We awoke after a restless night to the song of the jungle fowl- the primordial chicken, whose call sounds like the theme from "The Good the Bad and the Ugly".
By 6:30 we were on a jeep heading into the national park. It became apparent that Spotted deer would be the animal of the day- hundreds of them would be seen.
The road is heavily rutted and on one of the slow crawls over some bottomless rut we spied a langur in the tree above our heads. By 7:30 we had our first elephants- 3 females and two infants. The ruling female shooed the others into the brush and then backed in to face us.
The wonderful guide became aware of my interest in birds and pulled out all the stops for me. Standing on the outside of the jeep he scanned the canopy and quickly showed me Greater Racket-tailed drongo, Crested serpent eagle, and many others. On the way out we ran into a happy bunch of kids who lined up to wave and smile. Our guide told us that they were children of migrant workers from the Punjab in Northern India who had come down to work in the sugar cane fields.
When we returned at 9:30 am, I told our naturalist that he was wonderful and he said, meet me here in an hour and we'll go for a walk. Sally and I were prompt as was he. The highlight of what he showed us was a roost of giant fruit eating bats- Flying foxes! Amazing to see two dozen monstrous bats above our heads. They hung from one foot while preening. If they bumped each other, a raucous argument would break out with lots of screeching and growling. Sally and I returned after our naturalist led walk and got pretty near to underneath, which caused them all to look at us with wide eyes- upside down!
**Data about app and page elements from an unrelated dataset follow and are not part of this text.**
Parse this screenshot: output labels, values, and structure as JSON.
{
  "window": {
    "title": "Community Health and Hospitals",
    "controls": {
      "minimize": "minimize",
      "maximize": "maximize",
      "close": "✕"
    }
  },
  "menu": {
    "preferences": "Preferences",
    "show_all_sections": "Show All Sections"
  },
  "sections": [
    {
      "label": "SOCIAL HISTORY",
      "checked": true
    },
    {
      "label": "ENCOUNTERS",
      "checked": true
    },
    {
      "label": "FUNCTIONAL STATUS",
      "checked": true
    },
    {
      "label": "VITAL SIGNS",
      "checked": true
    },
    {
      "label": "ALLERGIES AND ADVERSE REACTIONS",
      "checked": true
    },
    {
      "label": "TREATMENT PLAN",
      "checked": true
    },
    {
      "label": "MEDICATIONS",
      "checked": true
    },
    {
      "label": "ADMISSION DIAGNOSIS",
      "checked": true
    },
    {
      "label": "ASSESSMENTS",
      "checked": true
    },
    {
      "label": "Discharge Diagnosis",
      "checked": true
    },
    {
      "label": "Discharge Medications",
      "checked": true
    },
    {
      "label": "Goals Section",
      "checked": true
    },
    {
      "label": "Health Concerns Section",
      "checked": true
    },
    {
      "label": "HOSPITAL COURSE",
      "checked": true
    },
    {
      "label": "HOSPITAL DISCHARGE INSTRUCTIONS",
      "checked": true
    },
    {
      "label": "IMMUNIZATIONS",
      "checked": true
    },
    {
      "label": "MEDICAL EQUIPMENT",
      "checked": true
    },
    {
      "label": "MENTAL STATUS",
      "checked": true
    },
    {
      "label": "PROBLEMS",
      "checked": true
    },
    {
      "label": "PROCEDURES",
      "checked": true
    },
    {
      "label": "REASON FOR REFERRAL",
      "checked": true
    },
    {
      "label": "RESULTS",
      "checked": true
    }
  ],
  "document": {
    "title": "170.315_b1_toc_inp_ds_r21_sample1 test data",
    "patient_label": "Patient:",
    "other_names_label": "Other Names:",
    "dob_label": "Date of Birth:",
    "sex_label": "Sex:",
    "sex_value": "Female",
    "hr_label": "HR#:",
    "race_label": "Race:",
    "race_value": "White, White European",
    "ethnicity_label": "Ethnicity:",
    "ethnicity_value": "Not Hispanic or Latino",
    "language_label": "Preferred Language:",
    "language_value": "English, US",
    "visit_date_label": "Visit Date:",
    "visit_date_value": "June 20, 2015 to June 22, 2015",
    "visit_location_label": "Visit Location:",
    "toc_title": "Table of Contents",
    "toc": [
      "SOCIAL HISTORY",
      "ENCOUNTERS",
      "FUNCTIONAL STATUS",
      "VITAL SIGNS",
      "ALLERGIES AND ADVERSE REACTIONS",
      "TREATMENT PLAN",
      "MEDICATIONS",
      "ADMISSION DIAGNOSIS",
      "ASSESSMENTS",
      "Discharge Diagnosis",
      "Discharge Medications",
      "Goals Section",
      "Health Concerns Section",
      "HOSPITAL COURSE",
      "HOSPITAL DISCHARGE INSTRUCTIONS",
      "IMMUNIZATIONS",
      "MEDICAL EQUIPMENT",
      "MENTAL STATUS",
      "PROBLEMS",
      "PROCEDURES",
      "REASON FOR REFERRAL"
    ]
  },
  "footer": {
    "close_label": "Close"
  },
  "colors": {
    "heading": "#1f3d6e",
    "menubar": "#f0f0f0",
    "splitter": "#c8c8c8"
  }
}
The first jeep safari was so successful we decide to have another at 3:30 PM. The driver was both driver and naturalist and the jeep had an unfortunate canopy, blocking some views that we had in the morning but I jumped in the first seat, which was behind a cracked and dirty windshield. It did not seem as though this naturalist knew many birds but he quickly identified two new ones- Yellow wagtail and Streak-throated woodpecker.
Then , WHAM! A huge male wild boar sauntered out and the driver made some pig noise and he looked right at us- I am sure considering whether he could push the jeep over and have us for brunch.
Not long after we ran into another jeep safari which had located a family of elephants- two cows, one young male with tusks and an infant. They were about half a mile away and between trees so my photos are pretty grainy, still, a TUSKER! The hits just kept coming when a gigantic Guar came sauntering across the jungle clearing in front of us. It too, was too far away so the photo is poor. It was the gloaming and my hand held shot was at 1/30 sec.
Now, to bed, to bed.